▶ [Work to complete] Across the entries below, how many lines include "bridge"? Give the number and nothing else.

(Data about app and page elements)
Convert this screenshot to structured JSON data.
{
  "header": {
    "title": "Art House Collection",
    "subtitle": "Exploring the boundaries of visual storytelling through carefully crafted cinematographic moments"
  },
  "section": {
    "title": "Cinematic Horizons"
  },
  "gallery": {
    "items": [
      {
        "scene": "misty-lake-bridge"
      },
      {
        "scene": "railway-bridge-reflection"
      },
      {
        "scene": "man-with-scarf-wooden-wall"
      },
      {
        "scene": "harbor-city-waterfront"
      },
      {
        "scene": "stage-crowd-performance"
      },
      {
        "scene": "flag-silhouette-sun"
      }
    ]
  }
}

▶ [Answer to the exercise] 2